“ While we’ve seen strong demand for e-bikes from adult riders who either want to replace a car or continue to do tough rides on Saturdays, there is also a generation of younger mountain bikers interested in the extra range and power of a e-bike. -bike, ”he says.
As a former cyclist, Riley says he has used his e-bike to compliment his now hobby, taking his e-bike on muscle recovery days or when he wants to ride a third lap, but his body only has the energy for two. .
According to Trek Bikes’ Butler, riders often opt for e-bikes to explore new areas they couldn’t reach on their own, covering more distance in the same amount of time. E-bikes also give riders with physical disabilities access to otherwise inaccessible terrain and allow riders to recover from injuries to the bike earlier in their recovery.
“If you can’t ride like you used to, e-bikes are a great solution,” says Butler. “You still get a lot of exercise and enjoy being outside, but the assist makes it more possible and relieves the pressure on your joints and back.”
E-bikes can also make it easier for people of different skill levels to ride on bike tours. And of course e-bikes are better for the environment than cars.
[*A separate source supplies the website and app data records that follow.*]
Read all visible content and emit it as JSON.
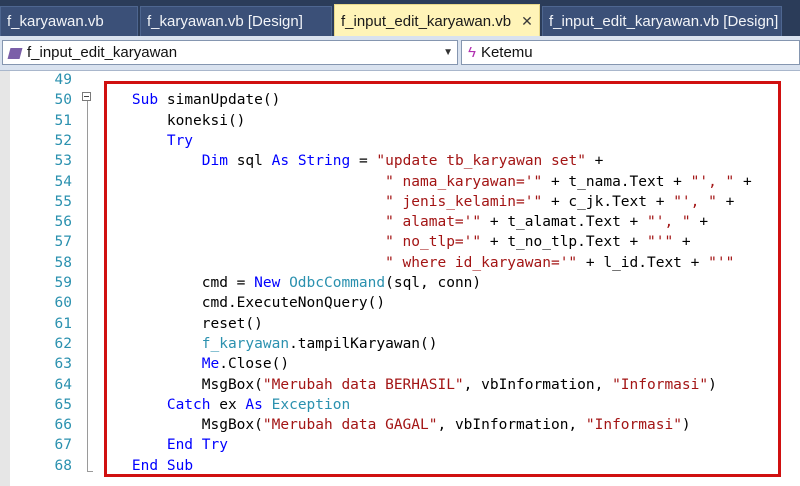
{
  "tabs": [
    {
      "label": "f_karyawan.vb",
      "active": false
    },
    {
      "label": "f_karyawan.vb [Design]",
      "active": false
    },
    {
      "label": "f_input_edit_karyawan.vb",
      "active": true
    },
    {
      "label": "f_input_edit_karyawan.vb [Design]",
      "active": false
    }
  ],
  "navbar": {
    "class_selector": "f_input_edit_karyawan",
    "member_selector": "Ketemu",
    "class_icon": "class-icon",
    "member_icon": "event-lightning-icon"
  },
  "colors": {
    "tab_strip": "#2b3c59",
    "active_tab": "#fff4b8",
    "keyword": "#0000ff",
    "string": "#a31515",
    "type": "#2b91af",
    "highlight_frame": "#d01010"
  },
  "code_lines": [
    {
      "num": "49",
      "segments": []
    },
    {
      "num": "50",
      "segments": [
        {
          "t": "    "
        },
        {
          "t": "Sub",
          "c": "kw"
        },
        {
          "t": " simanUpdate()"
        }
      ]
    },
    {
      "num": "51",
      "segments": [
        {
          "t": "        koneksi()"
        }
      ]
    },
    {
      "num": "52",
      "segments": [
        {
          "t": "        "
        },
        {
          "t": "Try",
          "c": "kw"
        }
      ]
    },
    {
      "num": "53",
      "segments": [
        {
          "t": "            "
        },
        {
          "t": "Dim",
          "c": "kw"
        },
        {
          "t": " sql "
        },
        {
          "t": "As",
          "c": "kw"
        },
        {
          "t": " "
        },
        {
          "t": "String",
          "c": "kw"
        },
        {
          "t": " = "
        },
        {
          "t": "\"update tb_karyawan set\"",
          "c": "str"
        },
        {
          "t": " +"
        }
      ]
    },
    {
      "num": "54",
      "segments": [
        {
          "t": "                                 "
        },
        {
          "t": "\" nama_karyawan='\"",
          "c": "str"
        },
        {
          "t": " + t_nama.Text + "
        },
        {
          "t": "\"', \"",
          "c": "str"
        },
        {
          "t": " +"
        }
      ]
    },
    {
      "num": "55",
      "segments": [
        {
          "t": "                                 "
        },
        {
          "t": "\" jenis_kelamin='\"",
          "c": "str"
        },
        {
          "t": " + c_jk.Text + "
        },
        {
          "t": "\"', \"",
          "c": "str"
        },
        {
          "t": " +"
        }
      ]
    },
    {
      "num": "56",
      "segments": [
        {
          "t": "                                 "
        },
        {
          "t": "\" alamat='\"",
          "c": "str"
        },
        {
          "t": " + t_alamat.Text + "
        },
        {
          "t": "\"', \"",
          "c": "str"
        },
        {
          "t": " +"
        }
      ]
    },
    {
      "num": "57",
      "segments": [
        {
          "t": "                                 "
        },
        {
          "t": "\" no_tlp='\"",
          "c": "str"
        },
        {
          "t": " + t_no_tlp.Text + "
        },
        {
          "t": "\"'\"",
          "c": "str"
        },
        {
          "t": " +"
        }
      ]
    },
    {
      "num": "58",
      "segments": [
        {
          "t": "                                 "
        },
        {
          "t": "\" where id_karyawan='\"",
          "c": "str"
        },
        {
          "t": " + l_id.Text + "
        },
        {
          "t": "\"'\"",
          "c": "str"
        }
      ]
    },
    {
      "num": "59",
      "segments": [
        {
          "t": "            cmd = "
        },
        {
          "t": "New",
          "c": "kw"
        },
        {
          "t": " "
        },
        {
          "t": "OdbcCommand",
          "c": "typ"
        },
        {
          "t": "(sql, conn)"
        }
      ]
    },
    {
      "num": "60",
      "segments": [
        {
          "t": "            cmd.ExecuteNonQuery()"
        }
      ]
    },
    {
      "num": "61",
      "segments": [
        {
          "t": "            reset()"
        }
      ]
    },
    {
      "num": "62",
      "segments": [
        {
          "t": "            "
        },
        {
          "t": "f_karyawan",
          "c": "typ"
        },
        {
          "t": ".tampilKaryawan()"
        }
      ]
    },
    {
      "num": "63",
      "segments": [
        {
          "t": "            "
        },
        {
          "t": "Me",
          "c": "kw"
        },
        {
          "t": ".Close()"
        }
      ]
    },
    {
      "num": "64",
      "segments": [
        {
          "t": "            MsgBox("
        },
        {
          "t": "\"Merubah data BERHASIL\"",
          "c": "str"
        },
        {
          "t": ", vbInformation, "
        },
        {
          "t": "\"Informasi\"",
          "c": "str"
        },
        {
          "t": ")"
        }
      ]
    },
    {
      "num": "65",
      "segments": [
        {
          "t": "        "
        },
        {
          "t": "Catch",
          "c": "kw"
        },
        {
          "t": " ex "
        },
        {
          "t": "As",
          "c": "kw"
        },
        {
          "t": " "
        },
        {
          "t": "Exception",
          "c": "typ"
        }
      ]
    },
    {
      "num": "66",
      "segments": [
        {
          "t": "            MsgBox("
        },
        {
          "t": "\"Merubah data GAGAL\"",
          "c": "str"
        },
        {
          "t": ", vbInformation, "
        },
        {
          "t": "\"Informasi\"",
          "c": "str"
        },
        {
          "t": ")"
        }
      ]
    },
    {
      "num": "67",
      "segments": [
        {
          "t": "        "
        },
        {
          "t": "End",
          "c": "kw"
        },
        {
          "t": " "
        },
        {
          "t": "Try",
          "c": "kw"
        }
      ]
    },
    {
      "num": "68",
      "segments": [
        {
          "t": "    "
        },
        {
          "t": "End",
          "c": "kw"
        },
        {
          "t": " "
        },
        {
          "t": "Sub",
          "c": "kw"
        }
      ]
    }
  ]
}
According to the League of American Cyclists60 percent of journeys of less than a mile are made in vehicles. E-bike assists can enable some of those drivers to take those bike rides, reducing their overall CO2 emissions.
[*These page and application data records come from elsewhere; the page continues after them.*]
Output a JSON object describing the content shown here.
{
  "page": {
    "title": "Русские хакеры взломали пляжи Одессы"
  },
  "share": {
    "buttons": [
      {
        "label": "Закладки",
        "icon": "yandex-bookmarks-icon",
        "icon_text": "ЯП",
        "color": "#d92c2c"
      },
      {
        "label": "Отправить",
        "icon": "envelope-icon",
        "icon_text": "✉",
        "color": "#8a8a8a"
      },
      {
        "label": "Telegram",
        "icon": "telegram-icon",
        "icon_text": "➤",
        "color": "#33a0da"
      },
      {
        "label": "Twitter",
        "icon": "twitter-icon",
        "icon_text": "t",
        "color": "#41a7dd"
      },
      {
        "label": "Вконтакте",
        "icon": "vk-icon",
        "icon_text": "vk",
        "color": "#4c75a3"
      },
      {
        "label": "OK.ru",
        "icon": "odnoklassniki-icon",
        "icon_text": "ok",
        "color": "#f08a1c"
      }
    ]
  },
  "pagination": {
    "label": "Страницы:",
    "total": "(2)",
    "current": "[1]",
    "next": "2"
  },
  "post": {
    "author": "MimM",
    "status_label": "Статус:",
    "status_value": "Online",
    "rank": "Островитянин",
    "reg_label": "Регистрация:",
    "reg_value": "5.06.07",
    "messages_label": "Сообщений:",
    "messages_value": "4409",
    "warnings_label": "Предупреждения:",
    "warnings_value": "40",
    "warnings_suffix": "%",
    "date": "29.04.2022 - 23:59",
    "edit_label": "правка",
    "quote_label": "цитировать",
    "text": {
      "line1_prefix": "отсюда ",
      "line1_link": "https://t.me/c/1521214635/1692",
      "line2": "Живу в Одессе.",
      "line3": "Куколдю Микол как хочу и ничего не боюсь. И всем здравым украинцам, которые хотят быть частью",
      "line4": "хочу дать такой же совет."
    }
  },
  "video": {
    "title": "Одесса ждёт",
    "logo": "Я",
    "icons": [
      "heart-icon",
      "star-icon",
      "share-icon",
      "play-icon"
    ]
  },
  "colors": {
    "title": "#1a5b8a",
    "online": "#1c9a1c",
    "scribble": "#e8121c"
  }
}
So how do you stay fit on an e-bike?
So if traditional mountain bikes require more effort and strength, should people looking for a better cardio workout opt to forgo the motor? Not necessarily, says Riley. “You can both get the same cardio workout,” he says. “It all depends on how fast you turn the pedals and how much you ask the e-bike to help you.”
Renn says e-bike riders should be aware of their heart rate while riding. “You do get the cardiovascular benefits of an e-bike, but it doesn’t feel as stressful. Your heart rate is 9-10 beats per minute lower on an e-bike than on a mountain bike when you’re riding in your high-intensity zone. is the same effort, but with lower heart rate zones in an e-bike. “
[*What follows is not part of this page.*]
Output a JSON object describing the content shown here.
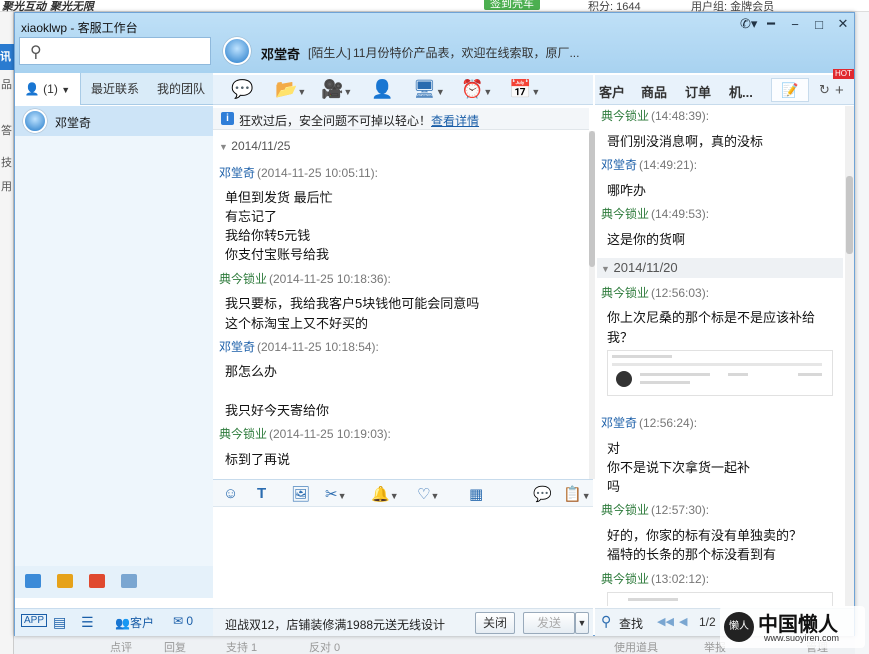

While a lower heart rate can slightly reduce the number of calories burned over a period of time, it can also give riders the energy they need to ride longer, which ultimately burns Lake calories than a shorter ride.
Riley suggests riders use the e-bike to complement a traditional ride, rather than replace it entirely. E-bikes, he says, can help riders access new trails; For example, a city rider can use the e-assist to drive outside the city limits and lower the level of assistance once he starts his training-oriented ride.
He also points out the possibility of customizing workouts with an e-bike: if you need a day of rest for your quads, increase the support level. And if it’s really a core workout you want, use the e-assist to hit the trail before starting a core workout on the ride down (most technical riders are on the downhill side).
Ultimately, the extent to which an e-biker, cyclist or mountain biker can train and train depends entirely on the user. Mountain bikers can take it easy by walking up steep terrain, and it is unlikely that most people’s heart rate will be put into fat-burning mode by putting an e-bike into full support mode.
But the idea that e-bikes are ‘easier’ is a misconception: when used correctly, they can both extend your workout and allow you to spend more time on your bike, even on recovery days. And with trips likely to be suspended for at least a few more months, it’s an excellent time to put on a helmet and ride a few miles on two wheels.